It is possible to judge equations as well as expressions. Suppose we ask the student to simplify the equation “4x+3=x+12y-5”. A suitable response might be “12y=3x+8” or “x=(12y-8)/3”. Every time the student enters a response, let TUTOR pick a random value for the independent variable x, and calculate the corresponding value of the dependent variable y: yâ(3x+8)/12. Consequently, any correct equation will be true (with value -1), and an incorrect equation will be false (with value 0). Here is a unit embodying these concepts:
If the student writes “3+4”, this expression has the numerical value 7, so the reply is “Give me an equation!”
If the student writes “3=4”, this expression has the numerical value 0, since it is logically false, and the reply is “That is false.”
If the student writes “32+5=17-3”, which is equivalent to 14=14, TUTOR replies “That is an identity!” The student's response is true (14 does equal 14), so that this true relationship has the value -1 which matches the -ansv- statement. A “do ident” follows, where the dependent variable y is changed so that y no longer bears the correct relationship to x. If the student's response had been a correct simplification of the given equation, his or her expression would no longer be true (-1), since y is no longer the correct function of x. In the case of “32+5=17-3”, however, changing y has no effect and the value is still -1, which matches the -wrongv- statement in unit “ident”. The student gets the message “That is an identity!”
Only if the student enters an equation which is not an identity will he or she get an “ok” judgment. Note the check on “varcnt”. There could also be a check on “opcnt”.
To summarize, -ansv- and -wrongv- are extremely powerful commands for algebraic or numeric responses, particularly in association with variables defined in the “define student” set. The system variables “opcnt” and “varcnt” give you additional information about the form of the response.
CAUTION: Since TUTOR performs multiplications before divisions (unless parentheses intervene), a student response of “1/2x” is taken to mean “1/(2x)”, whereas the student might have in mind ”(1/2)x“. It is important to warn your students of this convention at the beginning of a lesson which uses algebraic judging. Scientific journals and most textbooks follow this same convention, but many students are unaware of this. Usually, printed materials use the forms x/2 or 1/2x or 1/2x . These forms avoid the ambiguities that arise from the slash (/) or quotient sign (Ã·) used on a single typewritten line.
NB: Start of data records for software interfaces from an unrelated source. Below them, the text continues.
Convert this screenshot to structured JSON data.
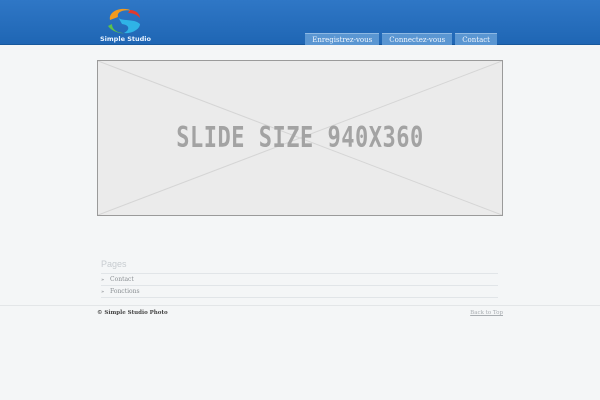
{
  "header": {
    "logo_text": "Simple Studio",
    "nav": [
      {
        "label": "Enregistrez-vous"
      },
      {
        "label": "Connectez-vous"
      },
      {
        "label": "Contact"
      }
    ]
  },
  "slider": {
    "placeholder_text": "SLIDE SIZE 940X360"
  },
  "pages": {
    "title": "Pages",
    "items": [
      {
        "label": "Contact"
      },
      {
        "label": "Fonctions"
      }
    ]
  },
  "footer": {
    "copyright": "© Simple Studio Photo",
    "back_to_top": "Back to Top"
  },
  "colors": {
    "header": "#1f66b4",
    "nav_button": "#5a96d2",
    "background": "#f4f6f7"
  }
}
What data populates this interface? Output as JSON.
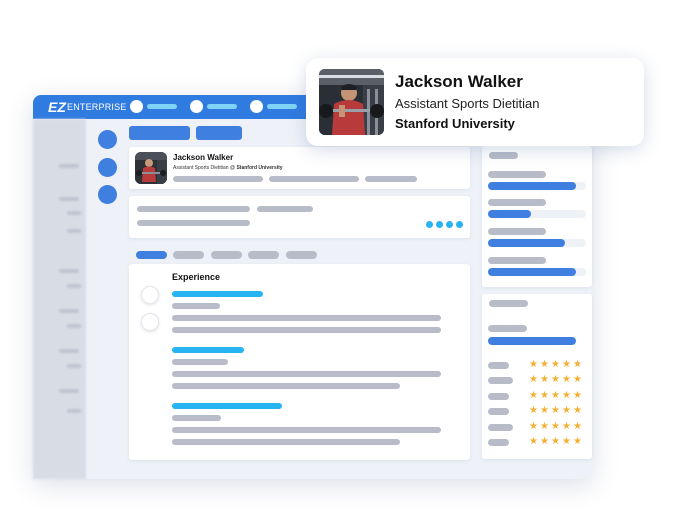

It is hoped that eventually TUTOR will make it easy for students to type fractions with the horizontal bar rather than with the slash or quotient sign. Until then, it is important to point out this convention to your students.